At my first professional performances I was still too young to legally enter the bars in which my blues bands appeared. Then, when I was 19, after a couple of years playing in various rock groups, I became increasingly influenced by the AACM performances I had been attending for the previous several years. I then began performing in a loud, free-jazz trio, which lasted until shortly before the premature death of one of its founding members, trumpeter and organist Stan White, in 1973. Take acid every day for a couple of years and see what it gets you. For a long period after that I was institutionalize and although at first I continued to practice, it was impossible to perform musically. In 1989 I started composing and playing again.
I’ve been pretty well obsessed with structures for improvisation for some time. And although I don’t like to make a big deal about it, when pressed I’ll come up with some catch-phrase or another for the style of music. I used to refer to it as “post-free” jazz, because I thought that the genre didn’t exist and thus prevented me from being lumped into one camp or another. Not long after I was disappointed to be included in an article about post-free jazz, so I switched to “neo-revisionist improvisation” hoping it would be even less meaningful. Unfortunately, it wasn’t meaningless enough and reviewers started mentioning it. I then tried “transparent music.” and taunted reviewers to “make something of that.” One did. Now my term of choice is “exploratory music.” Whatever the stuff is called, over the last decade or so I have concentrated on providing a method through which chamber ensembles can develop extended improvisations. Three such pieces are the 1996 composition and Cadence Jazz Records CD 48 Motives, the 1998 composition and CRI CD 96 Gestures,, and OZZO scheduled for Neos Music release, all of which allow musicians great freedom to create compositions that can vary radically from performance to performance.
In concert, a conductor uses the American Manual Alphabet as well as traditional conducting gestures to select from melodic fragments (not all are played in any one performance, and they can be repeated and combined), instrumentation, dynamics, tempi, and other musical attributes. As musicians switch between motives, the basic materials for their improvisations—primarily 48 non-linear scales upon which the motives and gestures are built, but also the underlying feels—change.

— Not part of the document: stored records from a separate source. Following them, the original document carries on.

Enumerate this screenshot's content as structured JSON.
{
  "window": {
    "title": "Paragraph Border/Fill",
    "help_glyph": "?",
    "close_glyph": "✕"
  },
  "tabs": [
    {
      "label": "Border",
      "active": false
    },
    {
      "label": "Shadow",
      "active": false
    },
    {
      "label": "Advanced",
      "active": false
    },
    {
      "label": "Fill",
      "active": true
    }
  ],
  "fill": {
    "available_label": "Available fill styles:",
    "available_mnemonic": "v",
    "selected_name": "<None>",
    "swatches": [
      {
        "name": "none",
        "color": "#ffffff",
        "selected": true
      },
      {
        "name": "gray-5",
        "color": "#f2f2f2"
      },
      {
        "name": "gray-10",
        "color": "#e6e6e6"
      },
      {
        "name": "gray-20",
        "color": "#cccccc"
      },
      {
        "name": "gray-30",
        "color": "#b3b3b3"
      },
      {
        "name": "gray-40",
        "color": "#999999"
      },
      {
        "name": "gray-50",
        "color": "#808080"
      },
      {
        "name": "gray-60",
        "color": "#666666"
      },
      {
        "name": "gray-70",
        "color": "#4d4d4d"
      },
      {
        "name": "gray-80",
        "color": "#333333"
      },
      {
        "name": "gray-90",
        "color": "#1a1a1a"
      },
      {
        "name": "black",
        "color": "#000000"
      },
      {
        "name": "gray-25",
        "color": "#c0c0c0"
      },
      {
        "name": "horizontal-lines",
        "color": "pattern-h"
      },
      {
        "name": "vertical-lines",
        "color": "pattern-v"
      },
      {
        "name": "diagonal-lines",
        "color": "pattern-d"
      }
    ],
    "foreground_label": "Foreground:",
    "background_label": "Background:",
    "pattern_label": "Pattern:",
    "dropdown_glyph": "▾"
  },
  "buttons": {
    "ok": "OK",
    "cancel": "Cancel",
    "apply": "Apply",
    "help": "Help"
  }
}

These motives are built on a tonal system that Stephen Dembski developed for his own classical compositions. In Dembski’s “circles,” the interaction of two 12-pitch tone rows is used to construct closely related non-tonal scales. For the past six years, I have relied on this harmonic system—simplified and notated for improvisers—almost exclusively. That said, however, the system comes into play primarily in the large ensembles. As the size of the ensemble decreases, the amount that I depend on the system decreases as well. By the time you get down to trios, duos, and when I play solo, you can hardly hear it at all.